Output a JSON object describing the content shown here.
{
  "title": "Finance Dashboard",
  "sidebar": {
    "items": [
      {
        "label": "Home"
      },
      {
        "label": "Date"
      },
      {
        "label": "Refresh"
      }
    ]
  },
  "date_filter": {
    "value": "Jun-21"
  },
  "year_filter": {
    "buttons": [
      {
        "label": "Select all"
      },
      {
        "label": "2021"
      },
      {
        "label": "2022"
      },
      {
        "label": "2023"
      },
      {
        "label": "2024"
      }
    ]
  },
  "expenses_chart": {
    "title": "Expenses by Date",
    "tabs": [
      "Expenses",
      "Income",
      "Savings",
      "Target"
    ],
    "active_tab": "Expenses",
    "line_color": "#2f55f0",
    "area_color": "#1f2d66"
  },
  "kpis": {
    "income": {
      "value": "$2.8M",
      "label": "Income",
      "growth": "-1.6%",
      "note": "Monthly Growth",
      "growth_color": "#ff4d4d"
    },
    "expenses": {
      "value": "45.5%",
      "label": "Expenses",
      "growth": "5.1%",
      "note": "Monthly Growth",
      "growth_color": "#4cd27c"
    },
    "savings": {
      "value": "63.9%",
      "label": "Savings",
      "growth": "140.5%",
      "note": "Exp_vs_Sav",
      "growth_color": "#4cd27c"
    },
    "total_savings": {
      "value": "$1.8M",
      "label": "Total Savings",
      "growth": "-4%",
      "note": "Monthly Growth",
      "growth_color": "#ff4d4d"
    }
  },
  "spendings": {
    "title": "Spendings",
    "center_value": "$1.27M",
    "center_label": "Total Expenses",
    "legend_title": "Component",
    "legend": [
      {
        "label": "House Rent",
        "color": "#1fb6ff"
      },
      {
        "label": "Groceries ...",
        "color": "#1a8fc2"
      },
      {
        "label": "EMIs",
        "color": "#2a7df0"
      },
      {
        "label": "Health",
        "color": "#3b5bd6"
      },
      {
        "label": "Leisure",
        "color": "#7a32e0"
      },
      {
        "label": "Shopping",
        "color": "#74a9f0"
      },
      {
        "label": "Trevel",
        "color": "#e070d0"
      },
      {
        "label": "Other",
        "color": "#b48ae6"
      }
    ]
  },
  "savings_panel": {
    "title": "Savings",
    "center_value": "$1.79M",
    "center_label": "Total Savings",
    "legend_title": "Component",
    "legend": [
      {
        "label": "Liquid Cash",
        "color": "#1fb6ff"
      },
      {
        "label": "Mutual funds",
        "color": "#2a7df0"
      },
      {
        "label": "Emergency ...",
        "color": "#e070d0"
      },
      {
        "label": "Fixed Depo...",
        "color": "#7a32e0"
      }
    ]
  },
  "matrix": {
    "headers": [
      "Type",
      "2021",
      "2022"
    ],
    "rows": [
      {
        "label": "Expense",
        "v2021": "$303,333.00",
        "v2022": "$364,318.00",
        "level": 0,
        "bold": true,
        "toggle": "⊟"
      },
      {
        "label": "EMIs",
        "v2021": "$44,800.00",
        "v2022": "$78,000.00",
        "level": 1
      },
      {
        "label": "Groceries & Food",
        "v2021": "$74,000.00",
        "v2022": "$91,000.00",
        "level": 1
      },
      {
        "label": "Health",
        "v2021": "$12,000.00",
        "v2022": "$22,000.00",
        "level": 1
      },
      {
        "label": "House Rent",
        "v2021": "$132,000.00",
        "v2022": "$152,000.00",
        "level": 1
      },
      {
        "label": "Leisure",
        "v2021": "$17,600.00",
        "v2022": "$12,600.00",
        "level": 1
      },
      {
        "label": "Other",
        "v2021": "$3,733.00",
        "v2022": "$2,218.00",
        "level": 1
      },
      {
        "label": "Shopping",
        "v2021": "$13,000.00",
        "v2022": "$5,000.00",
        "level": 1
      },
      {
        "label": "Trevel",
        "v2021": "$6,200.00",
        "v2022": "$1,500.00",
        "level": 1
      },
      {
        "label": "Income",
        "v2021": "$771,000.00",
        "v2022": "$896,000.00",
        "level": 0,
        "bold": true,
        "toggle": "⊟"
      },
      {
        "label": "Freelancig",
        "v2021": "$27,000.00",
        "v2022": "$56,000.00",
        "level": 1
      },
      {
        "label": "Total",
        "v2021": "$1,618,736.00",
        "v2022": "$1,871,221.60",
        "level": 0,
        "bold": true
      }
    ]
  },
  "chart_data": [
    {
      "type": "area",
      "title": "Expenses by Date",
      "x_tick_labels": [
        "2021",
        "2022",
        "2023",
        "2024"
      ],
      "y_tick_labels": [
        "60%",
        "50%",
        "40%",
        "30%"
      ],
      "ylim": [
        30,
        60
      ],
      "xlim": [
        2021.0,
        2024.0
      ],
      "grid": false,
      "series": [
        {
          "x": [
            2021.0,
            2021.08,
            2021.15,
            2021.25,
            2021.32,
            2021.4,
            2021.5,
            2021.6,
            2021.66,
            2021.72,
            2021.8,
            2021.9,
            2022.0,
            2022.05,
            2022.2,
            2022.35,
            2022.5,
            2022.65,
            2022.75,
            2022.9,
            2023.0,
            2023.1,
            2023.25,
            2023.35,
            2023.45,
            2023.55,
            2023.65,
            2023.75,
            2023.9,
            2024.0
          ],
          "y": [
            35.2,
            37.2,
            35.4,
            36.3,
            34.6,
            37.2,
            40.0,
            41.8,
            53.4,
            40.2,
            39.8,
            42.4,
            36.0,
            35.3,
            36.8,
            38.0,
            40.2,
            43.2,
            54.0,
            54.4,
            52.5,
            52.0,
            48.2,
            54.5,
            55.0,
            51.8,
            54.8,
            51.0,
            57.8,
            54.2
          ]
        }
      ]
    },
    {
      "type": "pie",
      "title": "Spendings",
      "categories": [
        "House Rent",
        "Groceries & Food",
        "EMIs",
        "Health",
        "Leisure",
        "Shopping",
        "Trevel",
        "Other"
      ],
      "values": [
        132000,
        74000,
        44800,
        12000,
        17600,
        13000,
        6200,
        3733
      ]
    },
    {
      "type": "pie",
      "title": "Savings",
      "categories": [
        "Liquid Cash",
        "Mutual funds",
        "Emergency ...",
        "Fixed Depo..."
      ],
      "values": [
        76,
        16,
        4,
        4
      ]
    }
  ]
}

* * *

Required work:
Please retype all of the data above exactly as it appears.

Task response:
Output a JSON object describing the content shown here.
{
  "title": "Finance Dashboard",
  "sidebar": {
    "items": [
      {
        "label": "Home"
      },
      {
        "label": "Date"
      },
      {
        "label": "Refresh"
      }
    ]
  },
  "date_filter": {
    "value": "Jun-21"
  },
  "year_filter": {
    "buttons": [
      {
        "label": "Select all"
      },
      {
        "label": "2021"
      },
      {
        "label": "2022"
      },
      {
        "label": "2023"
      },
      {
        "label": "2024"
      }
    ]
  },
  "expenses_chart": {
    "title": "Expenses by Date",
    "tabs": [
      "Expenses",
      "Income",
      "Savings",
      "Target"
    ],
    "active_tab": "Expenses",
    "line_color": "#2f55f0",
    "area_color": "#1f2d66"
  },
  "kpis": {
    "income": {
      "value": "$2.8M",
      "label": "Income",
      "growth": "-1.6%",
      "note": "Monthly Growth",
      "growth_color": "#ff4d4d"
    },
    "expenses": {
      "value": "45.5%",
      "label": "Expenses",
      "growth": "5.1%",
      "note": "Monthly Growth",
      "growth_color": "#4cd27c"
    },
    "savings": {
      "value": "63.9%",
      "label": "Savings",
      "growth": "140.5%",
      "note": "Exp_vs_Sav",
      "growth_color": "#4cd27c"
    },
    "total_savings": {
      "value": "$1.8M",
      "label": "Total Savings",
      "growth": "-4%",
      "note": "Monthly Growth",
      "growth_color": "#ff4d4d"
    }
  },
  "spendings": {
    "title": "Spendings",
    "center_value": "$1.27M",
    "center_label": "Total Expenses",
    "legend_title": "Component",
    "legend": [
      {
        "label": "House Rent",
        "color": "#1fb6ff"
      },
      {
        "label": "Groceries ...",
        "color": "#1a8fc2"
      },
      {
        "label": "EMIs",
        "color": "#2a7df0"
      },
      {
        "label": "Health",
        "color": "#3b5bd6"
      },
      {
        "label": "Leisure",
        "color": "#7a32e0"
      },
      {
        "label": "Shopping",
        "color": "#74a9f0"
      },
      {
        "label": "Trevel",
        "color": "#e070d0"
      },
      {
        "label": "Other",
        "color": "#b48ae6"
      }
    ]
  },
  "savings_panel": {
    "title": "Savings",
    "center_value": "$1.79M",
    "center_label": "Total Savings",
    "legend_title": "Component",
    "legend": [
      {
        "label": "Liquid Cash",
        "color": "#1fb6ff"
      },
      {
        "label": "Mutual funds",
        "color": "#2a7df0"
      },
      {
        "label": "Emergency ...",
        "color": "#e070d0"
      },
      {
        "label": "Fixed Depo...",
        "color": "#7a32e0"
      }
    ]
  },
  "matrix": {
    "headers": [
      "Type",
      "2021",
      "2022"
    ],
    "rows": [
      {
        "label": "Expense",
        "v2021": "$303,333.00",
        "v2022": "$364,318.00",
        "level": 0,
        "bold": true,
        "toggle": "⊟"
      },
      {
        "label": "EMIs",
        "v2021": "$44,800.00",
        "v2022": "$78,000.00",
        "level": 1
      },
      {
        "label": "Groceries & Food",
        "v2021": "$74,000.00",
        "v2022": "$91,000.00",
        "level": 1
      },
      {
        "label": "Health",
        "v2021": "$12,000.00",
        "v2022": "$22,000.00",
        "level": 1
      },
      {
        "label": "House Rent",
        "v2021": "$132,000.00",
        "v2022": "$152,000.00",
        "level": 1
      },
      {
        "label": "Leisure",
        "v2021": "$17,600.00",
        "v2022": "$12,600.00",
        "level": 1
      },
      {
        "label": "Other",
        "v2021": "$3,733.00",
        "v2022": "$2,218.00",
        "level": 1
      },
      {
        "label": "Shopping",
        "v2021": "$13,000.00",
        "v2022": "$5,000.00",
        "level": 1
      },
      {
        "label": "Trevel",
        "v2021": "$6,200.00",
        "v2022": "$1,500.00",
        "level": 1
      },
      {
        "label": "Income",
        "v2021": "$771,000.00",
        "v2022": "$896,000.00",
        "level": 0,
        "bold": true,
        "toggle": "⊟"
      },
      {
        "label": "Freelancig",
        "v2021": "$27,000.00",
        "v2022": "$56,000.00",
        "level": 1
      },
      {
        "label": "Total",
        "v2021": "$1,618,736.00",
        "v2022": "$1,871,221.60",
        "level": 0,
        "bold": true
      }
    ]
  },
  "chart_data": [
    {
      "type": "area",
      "title": "Expenses by Date",
      "x_tick_labels": [
        "2021",
        "2022",
        "2023",
        "2024"
      ],
      "y_tick_labels": [
        "60%",
        "50%",
        "40%",
        "30%"
      ],
      "ylim": [
        30,
        60
      ],
      "xlim": [
        2021.0,
        2024.0
      ],
      "grid": false,
      "series": [
        {
          "x": [
            2021.0,
            2021.08,
            2021.15,
            2021.25,
            2021.32,
            2021.4,
            2021.5,
            2021.6,
            2021.66,
            2021.72,
            2021.8,
            2021.9,
            2022.0,
            2022.05,
            2022.2,
            2022.35,
            2022.5,
            2022.65,
            2022.75,
            2022.9,
            2023.0,
            2023.1,
            2023.25,
            2023.35,
            2023.45,
            2023.55,
            2023.65,
            2023.75,
            2023.9,
            2024.0
          ],
          "y": [
            35.2,
            37.2,
            35.4,
            36.3,
            34.6,
            37.2,
            40.0,
            41.8,
            53.4,
            40.2,
            39.8,
            42.4,
            36.0,
            35.3,
            36.8,
            38.0,
            40.2,
            43.2,
            54.0,
            54.4,
            52.5,
            52.0,
            48.2,
            54.5,
            55.0,
            51.8,
            54.8,
            51.0,
            57.8,
            54.2
          ]
        }
      ]
    },
    {
      "type": "pie",
      "title": "Spendings",
      "categories": [
        "House Rent",
        "Groceries & Food",
        "EMIs",
        "Health",
        "Leisure",
        "Shopping",
        "Trevel",
        "Other"
      ],
      "values": [
        132000,
        74000,
        44800,
        12000,
        17600,
        13000,
        6200,
        3733
      ]
    },
    {
      "type": "pie",
      "title": "Savings",
      "categories": [
        "Liquid Cash",
        "Mutual funds",
        "Emergency ...",
        "Fixed Depo..."
      ],
      "values": [
        76,
        16,
        4,
        4
      ]
    }
  ]
}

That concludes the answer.